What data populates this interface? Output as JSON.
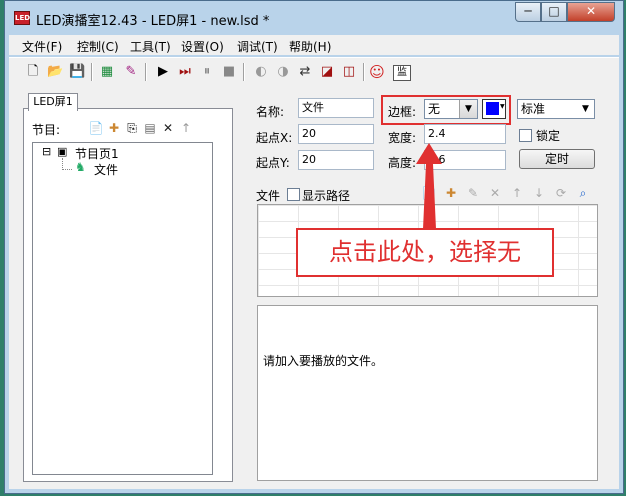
{
  "window": {
    "title": "LED演播室12.43 - LED屏1 - new.lsd *",
    "app_icon_text": "LED"
  },
  "window_controls": {
    "minimize": "─",
    "maximize": "□",
    "close": "✕"
  },
  "menu": [
    {
      "label": "文件(F)"
    },
    {
      "label": "控制(C)"
    },
    {
      "label": "工具(T)"
    },
    {
      "label": "设置(O)"
    },
    {
      "label": "调试(T)"
    },
    {
      "label": "帮助(H)"
    }
  ],
  "toolbar_icons": {
    "new": "🗋",
    "open": "📂",
    "save": "💾",
    "grid": "▦",
    "edit": "✎",
    "play": "▶",
    "step": "⏭",
    "pause": "⏸",
    "stop": "■",
    "b1": "◐",
    "b2": "◑",
    "b3": "⇄",
    "b4": "◪",
    "b5": "◫",
    "smile": "☺",
    "monitor": "监"
  },
  "left": {
    "tab": "LED屏1",
    "program_label": "节目:",
    "tree": {
      "root_toggle": "⊟",
      "root": "节目页1",
      "child": "文件"
    }
  },
  "props": {
    "name_label": "名称:",
    "name_value": "文件",
    "x_label": "起点X:",
    "x_value": "20",
    "y_label": "起点Y:",
    "y_value": "20",
    "border_label": "边框:",
    "border_value": "无",
    "width_label": "宽度:",
    "width_value": "2.4",
    "height_label": "高度:",
    "height_value": "1.6",
    "style_value": "标准",
    "lock_label": "锁定",
    "timer_button": "定时",
    "border_color": "#0000ff"
  },
  "files": {
    "label": "文件",
    "show_path_label": "显示路径",
    "hint": "请加入要播放的文件。"
  },
  "annotation": {
    "text": "点击此处，选择无",
    "color": "#e03030"
  }
}
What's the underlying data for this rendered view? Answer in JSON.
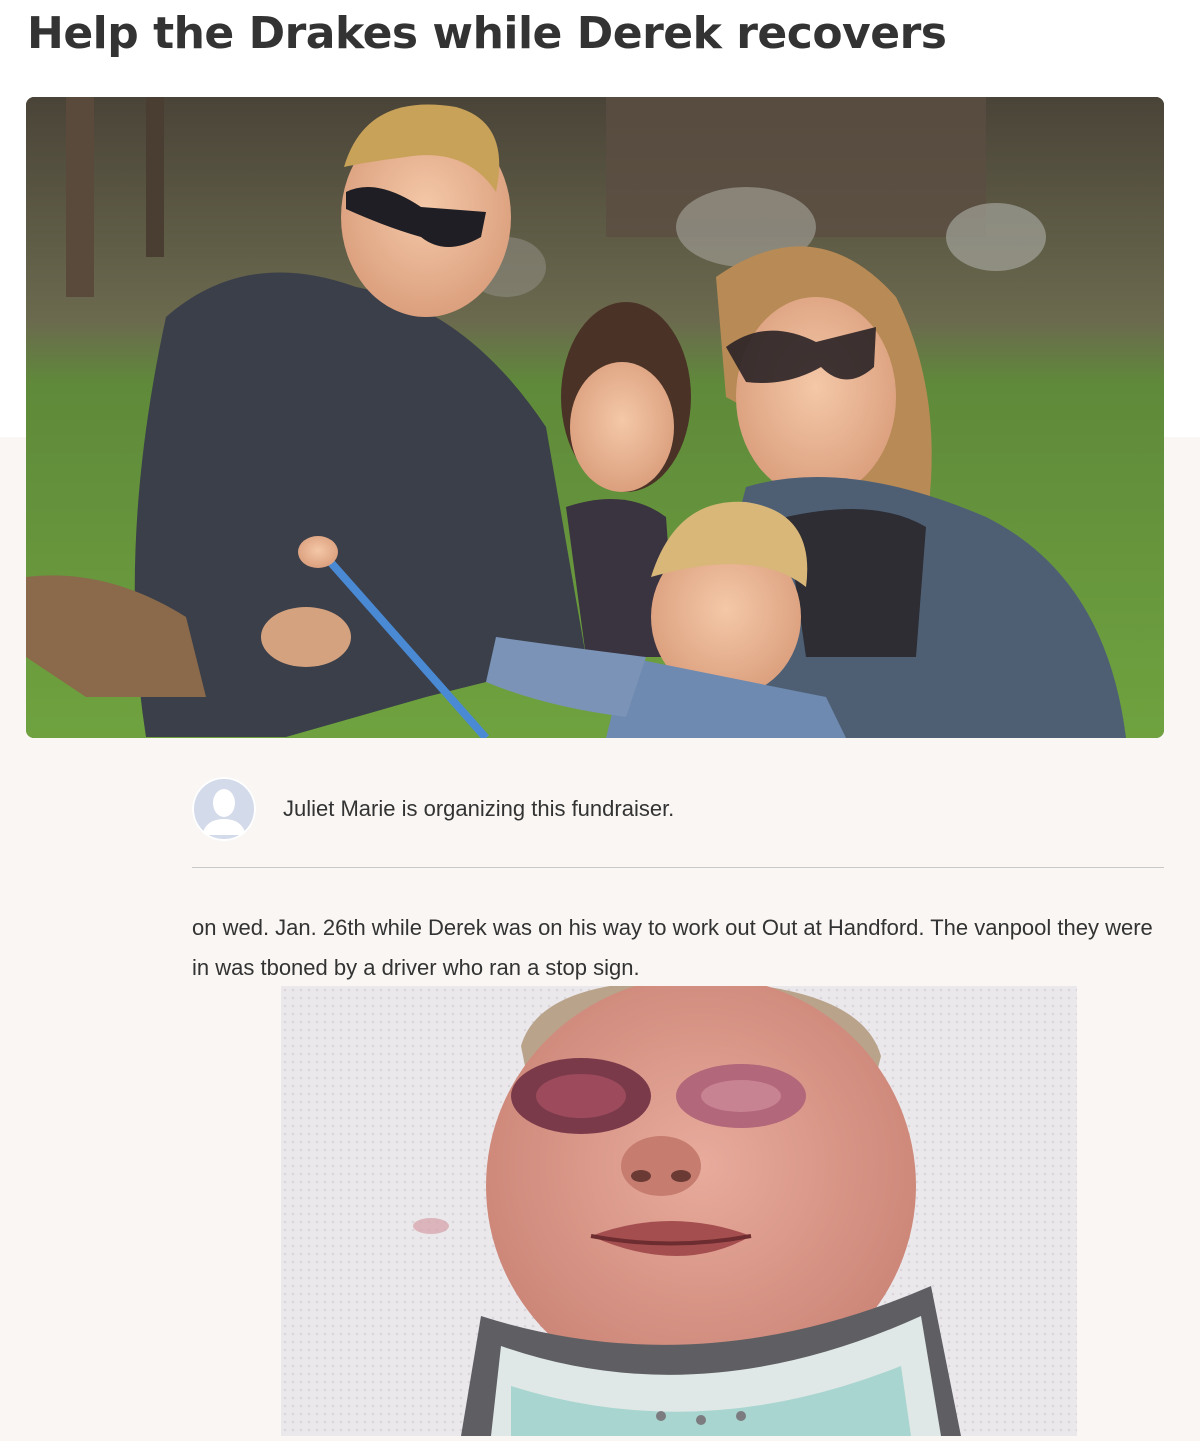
{
  "campaign": {
    "title": "Help the Drakes while Derek recovers"
  },
  "hero_image": {
    "description": "Family photo of two adults and two children kneeling on a grassy lawn"
  },
  "organizer": {
    "text": "Juliet Marie is organizing this fundraiser."
  },
  "story": {
    "paragraph": "on wed. Jan. 26th while Derek was on his way to work out Out at Handford. The vanpool they were in was tboned by a driver who ran a stop sign."
  },
  "story_image": {
    "description": "Close-up of an injured man lying on a hospital bed wearing a neck brace"
  }
}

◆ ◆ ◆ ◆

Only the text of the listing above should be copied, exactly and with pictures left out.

### SOLUTION FOR THIS PROBLEM:
What data populates this interface? Output as JSON.
{
  "window": {
    "title": "LED演播室12.43 - LED屏1 - new.lsd *",
    "app_icon_text": "LED"
  },
  "window_controls": {
    "minimize": "─",
    "maximize": "□",
    "close": "✕"
  },
  "menu": [
    {
      "label": "文件(F)"
    },
    {
      "label": "控制(C)"
    },
    {
      "label": "工具(T)"
    },
    {
      "label": "设置(O)"
    },
    {
      "label": "调试(T)"
    },
    {
      "label": "帮助(H)"
    }
  ],
  "toolbar_icons": {
    "new": "🗋",
    "open": "📂",
    "save": "💾",
    "grid": "▦",
    "edit": "✎",
    "play": "▶",
    "step": "⏭",
    "pause": "⏸",
    "stop": "■",
    "b1": "◐",
    "b2": "◑",
    "b3": "⇄",
    "b4": "◪",
    "b5": "◫",
    "smile": "☺",
    "monitor": "监"
  },
  "left": {
    "tab": "LED屏1",
    "program_label": "节目:",
    "tree": {
      "root_toggle": "⊟",
      "root": "节目页1",
      "child": "文件"
    }
  },
  "props": {
    "name_label": "名称:",
    "name_value": "文件",
    "x_label": "起点X:",
    "x_value": "20",
    "y_label": "起点Y:",
    "y_value": "20",
    "border_label": "边框:",
    "border_value": "无",
    "width_label": "宽度:",
    "width_value": "2.4",
    "height_label": "高度:",
    "height_value": "1.6",
    "style_value": "标准",
    "lock_label": "锁定",
    "timer_button": "定时",
    "border_color": "#0000ff"
  },
  "files": {
    "label": "文件",
    "show_path_label": "显示路径",
    "hint": "请加入要播放的文件。"
  },
  "annotation": {
    "text": "点击此处，选择无",
    "color": "#e03030"
  }
}
What's the underlying data for this rendered view? Answer in JSON.
{
  "campaign": {
    "title": "Help the Drakes while Derek recovers"
  },
  "hero_image": {
    "description": "Family photo of two adults and two children kneeling on a grassy lawn"
  },
  "organizer": {
    "text": "Juliet Marie is organizing this fundraiser."
  },
  "story": {
    "paragraph": "on wed. Jan. 26th while Derek was on his way to work out Out at Handford. The vanpool they were in was tboned by a driver who ran a stop sign."
  },
  "story_image": {
    "description": "Close-up of an injured man lying on a hospital bed wearing a neck brace"
  }
}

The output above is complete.